Breaking down barriers
Gaining entry into the legal profession must be the preserve for the most able and hard-working of our young people, regardless of their background, or the school they attend. But, many students from disadvantaged backgrounds do not fulfil their potential often because (i) they don’t have access to the right kind of knowledge to become sufficiently informed about the realities of what it takes to forge a legal career, or do not understand the various routes into the legal profession, (ii) they believe a legal career is beyond their reach as they have not gone to the "right" university and are concerned that a quiet elitism persists in law, (ii) the huge financial pressures of having to self-fund their legal education fees puts a number of students off pursuing a legal career, and (iv) many other students lack the self-confidence to successfully navigate their way through the ultra-competitive legal recruitment journey.
Law firms and the legal profession as a whole have made some important strides in the issue of diversity; increasing diversity is now at the forefront of their agendas with many law firms addressing the importance of equality of opportunity, widening access and social inclusion within the legal profession. However, there is still a along way to go before we reach the finishing line, for example, the Neuberger report published in 2007 identified that white students from higher socio-economic backgrounds dominated pupillages and training contracts, and this shows that the old issue of background still exists to a large degree and more progress is still required.
Is the class ceiling breakable or there for good?
Recent qualitative research has evidenced that gaining entry into law has actually become even more difficult for those from poorer backgrounds. Why is this? Well, if you are not part of the middle-class support network you are much less likely to become a lawyer, because you are less likely to have built-up links and connections or established support networks with practising lawyers or have family members, teachers and friends to guide you, inspire the self-confidence, character, and know-how to gain entry into the legal profession. This is why it can be very hit and miss for students from disadvantaged backgrounds to realise their talent and gain access to the legal profession.
The Government has recently established a commission on social mobility in response to the perceived “class ceiling” remaining prevalent within the leading professional careers: Alan Milburn, MP has been appointed to chair the Panel on Fair Access to the Professions, which is looking into how leading professional bodies such as the Law Society of England and Wales and the Bar Council can improve access to the legal profession.

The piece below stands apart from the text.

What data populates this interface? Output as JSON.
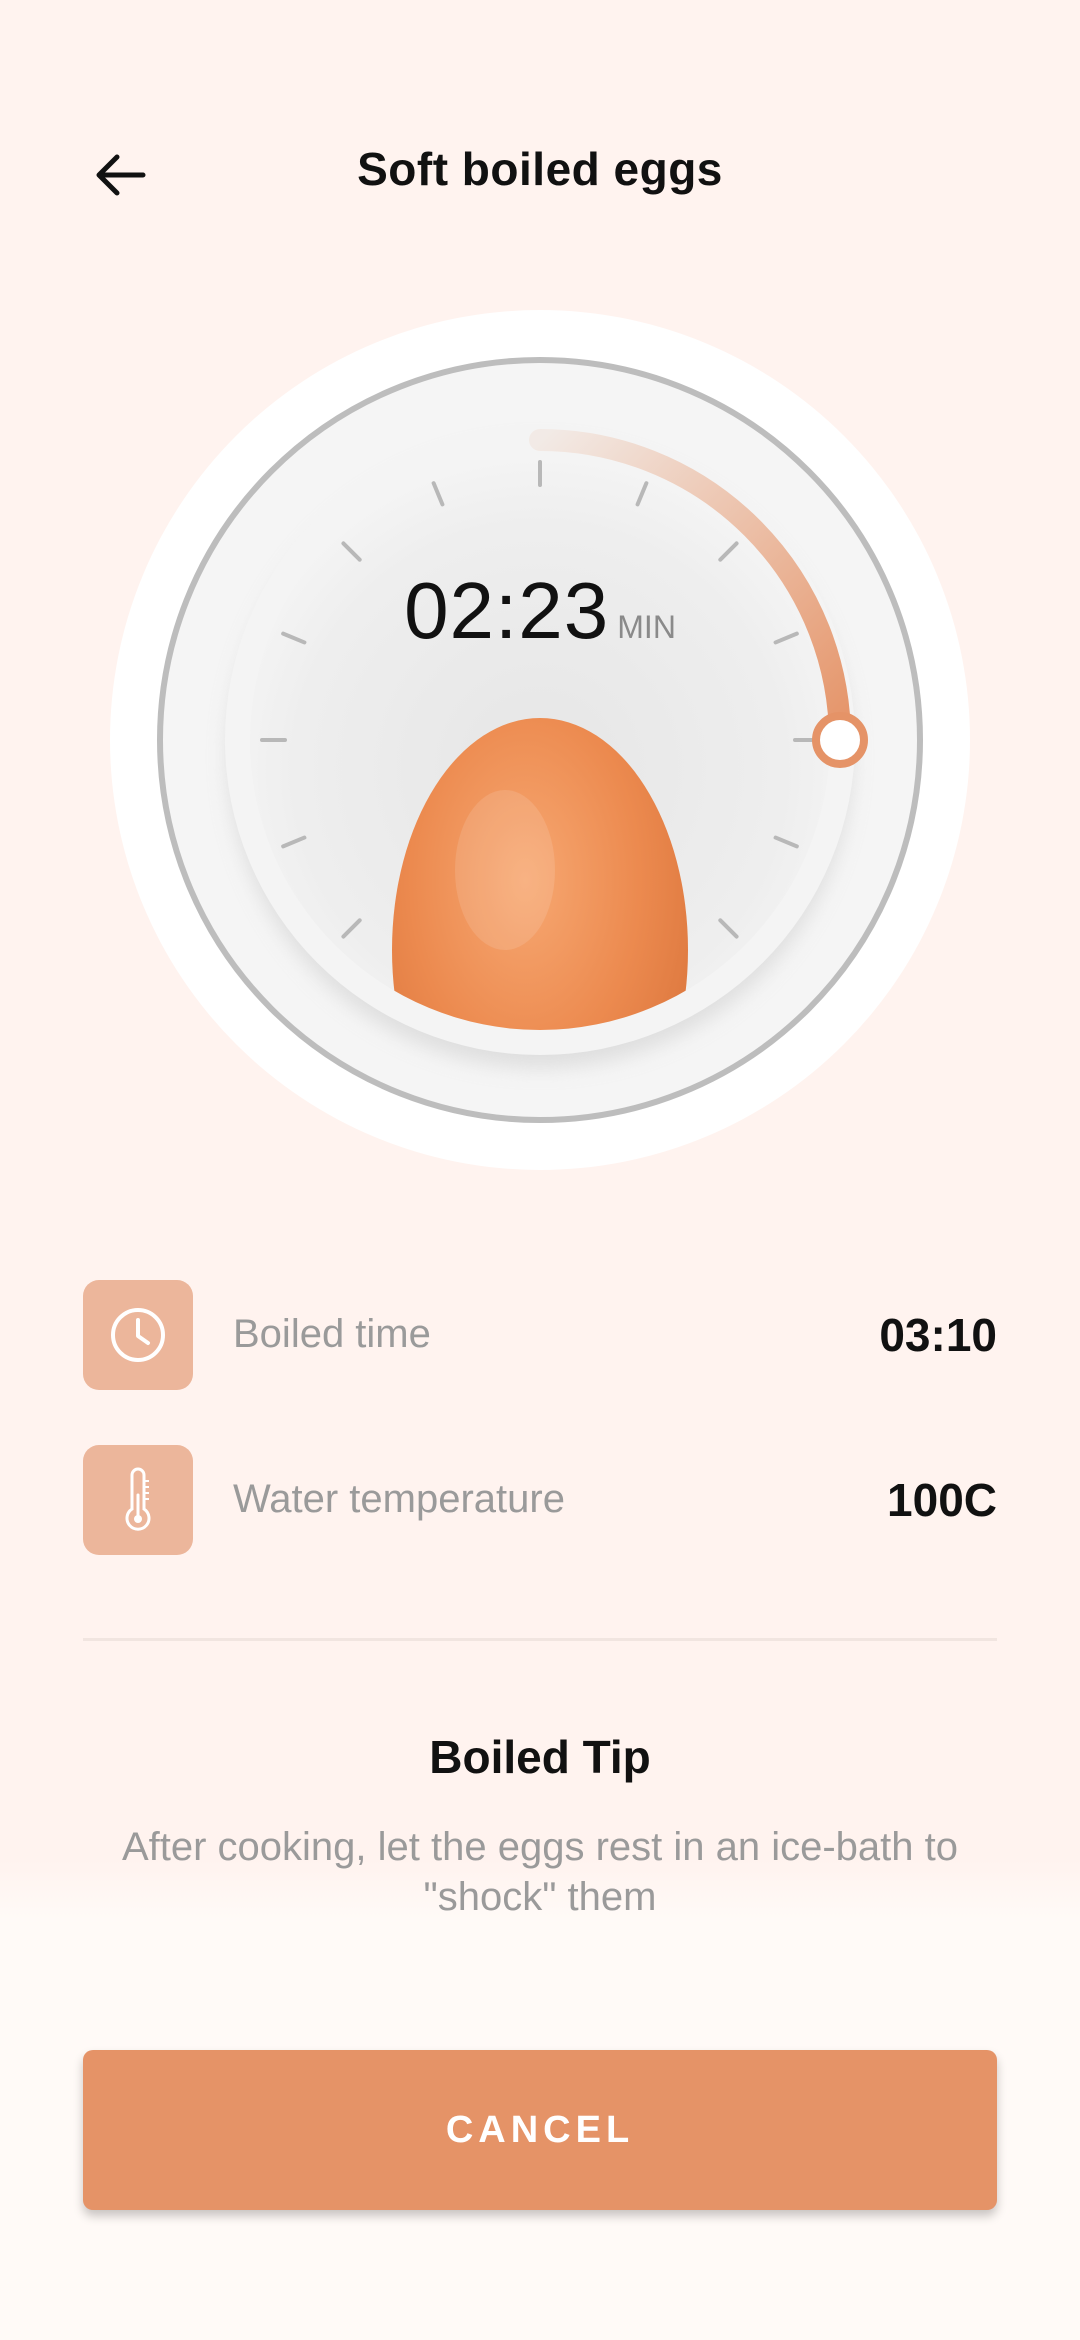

There remains a great disparity between the number of students from state schools and private schools that go on to successfully gain training contracts and become partners at the country’s top law firms. Students from private schools are disproportionately more likely to secure training contracts at the leading law firms. The Sutton Trust, a leading educational charity and The College of Law recently launched the Pathways to Law after a report published by the Sutton Trust in 2005 found that the majority of partners at the leading law firms had been educated at private schools. In addition, the report highlights that one of the challenges we face is making the profession more diverse as 55 per cent of undergraduates studying for law degrees attended private school, yet students being educated at private schools account for only 7 per cent of the UK school population. It is therefore clear that the school background of people at the top of the legal profession has not changed, and there may be significant scope to open the doors to people from a wider range of educational backgrounds so that the most able are given the opportunity to succeed.
Educational opportunity is the most powerful tool we have to increase social mobility.
Pathways to Law: Every year, the Pathways to Law Project targets 250 potential law students’ from state schools and socially disadvantaged backgrounds who will be the first in their families to go on to university and who are likely to face the most obstacles in gaining access to university and the profession, yet have the potential to proceed to a career in law. The project provides the students with career workshops and invaluable work placements at sponsoring law firms. Ultimate Law Guide also provides students on the Pathways to Law with mentoring support, career advice and talks to students about our own interesting route into law and our work as commercial lawyers. Ultimate Law Guide helps students to bridge the gap between education and employment through our mentoring programme, group workshops, career guide – Ultimate Guide to Training Contract Success and e-learning via our website.